**Work order:** Every line of the entries below that carries the string "Device" should be copied.

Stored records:
---------------
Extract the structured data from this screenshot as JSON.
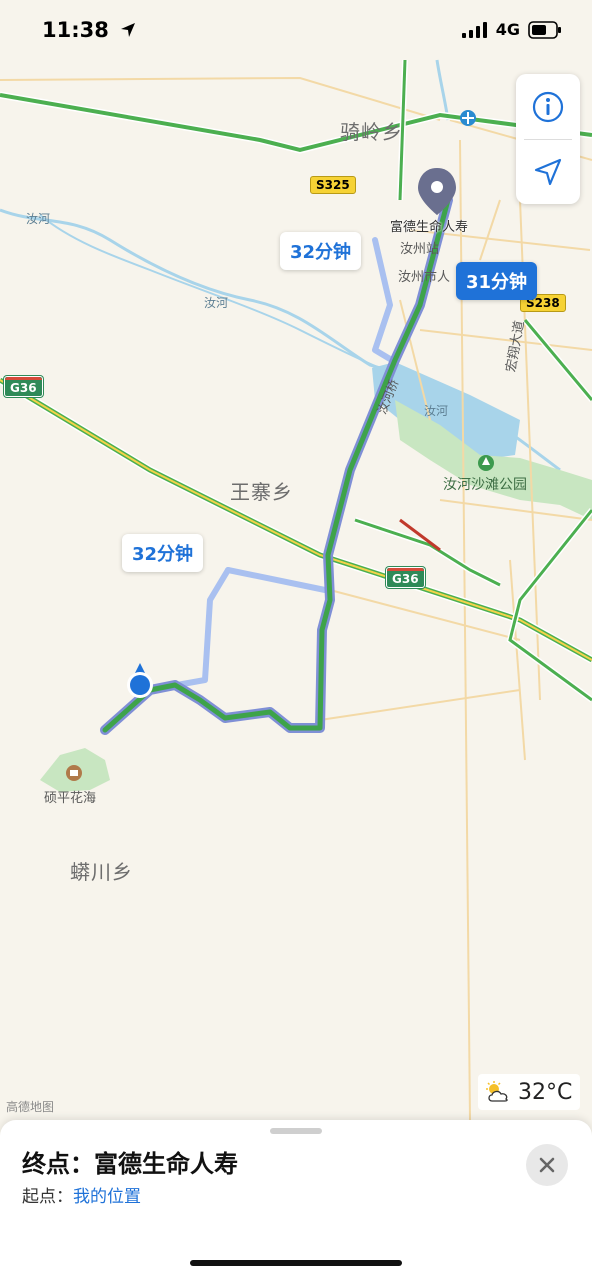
{
  "status_bar": {
    "time": "11:38",
    "network": "4G"
  },
  "map": {
    "town_labels": [
      "骑岭乡",
      "王寨乡",
      "蟒川乡"
    ],
    "place_labels": [
      "汝州站",
      "汝州市人",
      "宏翔大道"
    ],
    "water_labels": [
      "汝河",
      "汝河",
      "汝河"
    ],
    "bridge_label": "汝河桥",
    "poi": {
      "park": "汝河沙滩公园",
      "scenic": "硕平花海"
    },
    "destination_pin_label": "富德生命人寿",
    "road_shields": {
      "s325": "S325",
      "s238": "S238",
      "g36_west": "G36",
      "g36_east": "G36"
    },
    "route_bubbles": {
      "main": "31分钟",
      "alt_north": "32分钟",
      "alt_south": "32分钟"
    },
    "attribution": "高德地图",
    "colors": {
      "route_main": "#3ea34a",
      "route_main_outline": "#7f8fd6",
      "route_alt": "#a9c0f0",
      "water": "#a8d4ea",
      "park": "#c8e6c1"
    }
  },
  "controls": {
    "info_icon": "info-icon",
    "locate_icon": "location-arrow-icon"
  },
  "weather": {
    "icon": "partly-cloudy-icon",
    "temperature": "32°C"
  },
  "sheet": {
    "destination_title": "终点：富德生命人寿",
    "origin_prefix": "起点：",
    "origin_value": "我的位置"
  }
}
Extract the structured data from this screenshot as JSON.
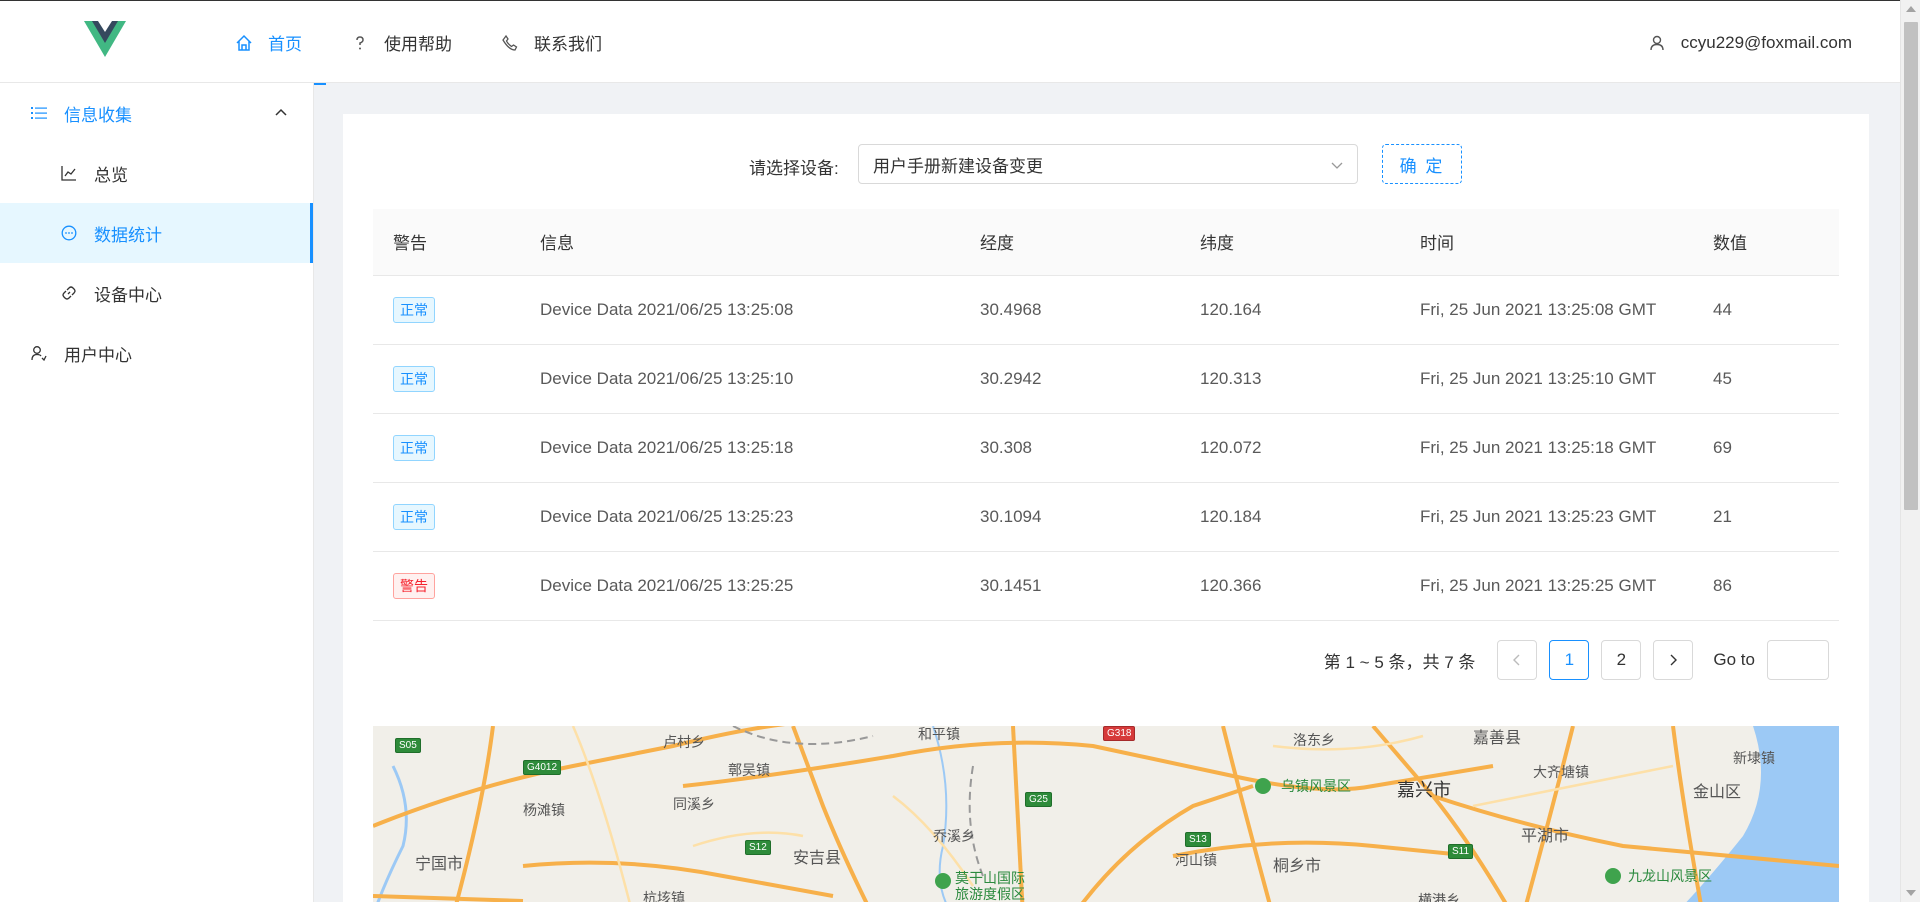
{
  "header": {
    "nav": [
      {
        "label": "首页",
        "icon": "home-icon",
        "active": true
      },
      {
        "label": "使用帮助",
        "icon": "question-icon"
      },
      {
        "label": "联系我们",
        "icon": "phone-icon"
      }
    ],
    "user_email": "ccyu229@foxmail.com"
  },
  "sidebar": {
    "group_title": "信息收集",
    "items": [
      {
        "label": "总览",
        "icon": "line-chart-icon"
      },
      {
        "label": "数据统计",
        "icon": "message-icon",
        "selected": true
      },
      {
        "label": "设备中心",
        "icon": "link-icon"
      }
    ],
    "user_center": "用户中心"
  },
  "selector": {
    "label": "请选择设备:",
    "value": "用户手册新建设备变更",
    "confirm_label": "确 定"
  },
  "table": {
    "columns": [
      "警告",
      "信息",
      "经度",
      "纬度",
      "时间",
      "数值"
    ],
    "rows": [
      {
        "status": "正常",
        "status_type": "normal",
        "info": "Device Data 2021/06/25 13:25:08",
        "lng": "30.4968",
        "lat": "120.164",
        "time": "Fri, 25 Jun 2021 13:25:08 GMT",
        "value": "44"
      },
      {
        "status": "正常",
        "status_type": "normal",
        "info": "Device Data 2021/06/25 13:25:10",
        "lng": "30.2942",
        "lat": "120.313",
        "time": "Fri, 25 Jun 2021 13:25:10 GMT",
        "value": "45"
      },
      {
        "status": "正常",
        "status_type": "normal",
        "info": "Device Data 2021/06/25 13:25:18",
        "lng": "30.308",
        "lat": "120.072",
        "time": "Fri, 25 Jun 2021 13:25:18 GMT",
        "value": "69"
      },
      {
        "status": "正常",
        "status_type": "normal",
        "info": "Device Data 2021/06/25 13:25:23",
        "lng": "30.1094",
        "lat": "120.184",
        "time": "Fri, 25 Jun 2021 13:25:23 GMT",
        "value": "21"
      },
      {
        "status": "警告",
        "status_type": "warn",
        "info": "Device Data 2021/06/25 13:25:25",
        "lng": "30.1451",
        "lat": "120.366",
        "time": "Fri, 25 Jun 2021 13:25:25 GMT",
        "value": "86"
      }
    ]
  },
  "pagination": {
    "total_text": "第 1 ~ 5 条，共 7 条",
    "pages": [
      "1",
      "2"
    ],
    "current": "1",
    "goto_label": "Go to"
  },
  "map": {
    "labels": [
      {
        "text": "卢村乡"
      },
      {
        "text": "和平镇"
      },
      {
        "text": "洛东乡"
      },
      {
        "text": "嘉善县"
      },
      {
        "text": "鄣吴镇"
      },
      {
        "text": "大齐塘镇"
      },
      {
        "text": "乌镇风景区"
      },
      {
        "text": "嘉兴市"
      },
      {
        "text": "杨滩镇"
      },
      {
        "text": "同溪乡"
      },
      {
        "text": "金山区"
      },
      {
        "text": "安吉县"
      },
      {
        "text": "乔溪乡"
      },
      {
        "text": "平湖市"
      },
      {
        "text": "宁国市"
      },
      {
        "text": "河山镇"
      },
      {
        "text": "桐乡市"
      },
      {
        "text": "九龙山风景区"
      },
      {
        "text": "莫干山国际"
      },
      {
        "text": "旅游度假区"
      },
      {
        "text": "杭垓镇"
      },
      {
        "text": "横港乡"
      },
      {
        "text": "新埭镇"
      }
    ],
    "shields": [
      "S05",
      "G4012",
      "G318",
      "G25",
      "S12",
      "S13",
      "S11"
    ]
  }
}
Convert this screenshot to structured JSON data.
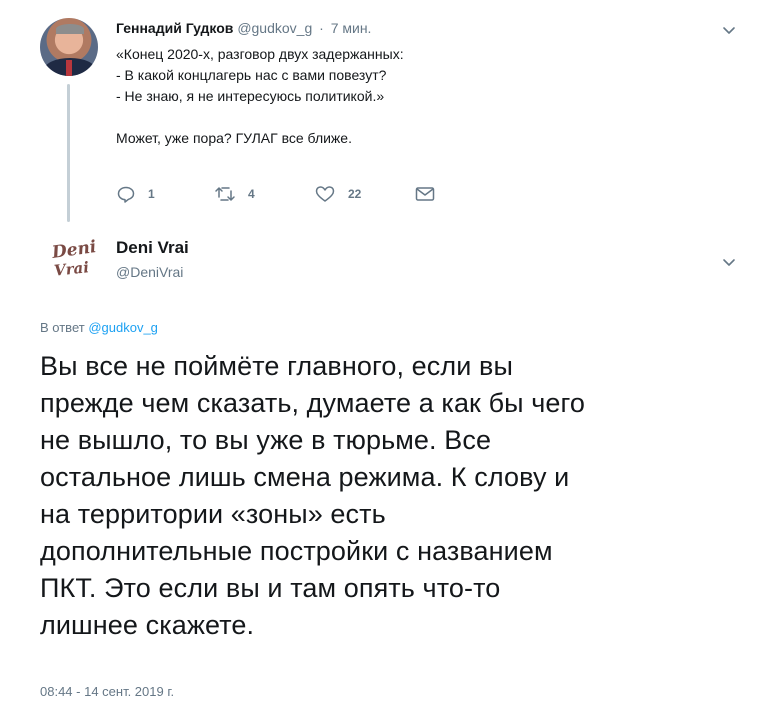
{
  "parent_tweet": {
    "author_name": "Геннадий Гудков",
    "author_handle": "@gudkov_g",
    "separator": "·",
    "time": "7 мин.",
    "lines": [
      "«Конец 2020-х, разговор двух задержанных:",
      "- В какой концлагерь нас с вами повезут?",
      "- Не знаю, я не интересуюсь политикой.»",
      "",
      "Может, уже пора? ГУЛАГ все ближе."
    ],
    "actions": {
      "reply_count": "1",
      "retweet_count": "4",
      "like_count": "22"
    },
    "icons": [
      "reply-icon",
      "retweet-icon",
      "like-icon",
      "direct-message-icon",
      "chevron-down-icon"
    ]
  },
  "reply_tweet": {
    "avatar_text_line1": "Deni",
    "avatar_text_line2": "Vrai",
    "author_name": "Deni Vrai",
    "author_handle": "@DeniVrai",
    "reply_prefix": "В ответ",
    "reply_to_handle": "@gudkov_g",
    "lines": [
      "Вы все не поймёте главного, если вы",
      "прежде чем сказать, думаете а как бы чего",
      "не вышло, то вы уже в тюрьме. Все",
      "остальное лишь смена режима. К слову и",
      "на территории «зоны» есть",
      "дополнительные постройки с названием",
      "ПКТ. Это если вы и там опять что-то",
      "лишнее скажете."
    ],
    "timestamp": "08:44 - 14 сент. 2019 г."
  },
  "colors": {
    "text": "#14171a",
    "secondary": "#657786",
    "link": "#1da1f2",
    "thread_line": "#c4cfd6"
  }
}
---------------
**Response below:**
        "info": "Device Data 2021/06/25 13:25:08",
        "info": "Device Data 2021/06/25 13:25:10",
        "info": "Device Data 2021/06/25 13:25:18",
        "info": "Device Data 2021/06/25 13:25:23",
        "info": "Device Data 2021/06/25 13:25:25",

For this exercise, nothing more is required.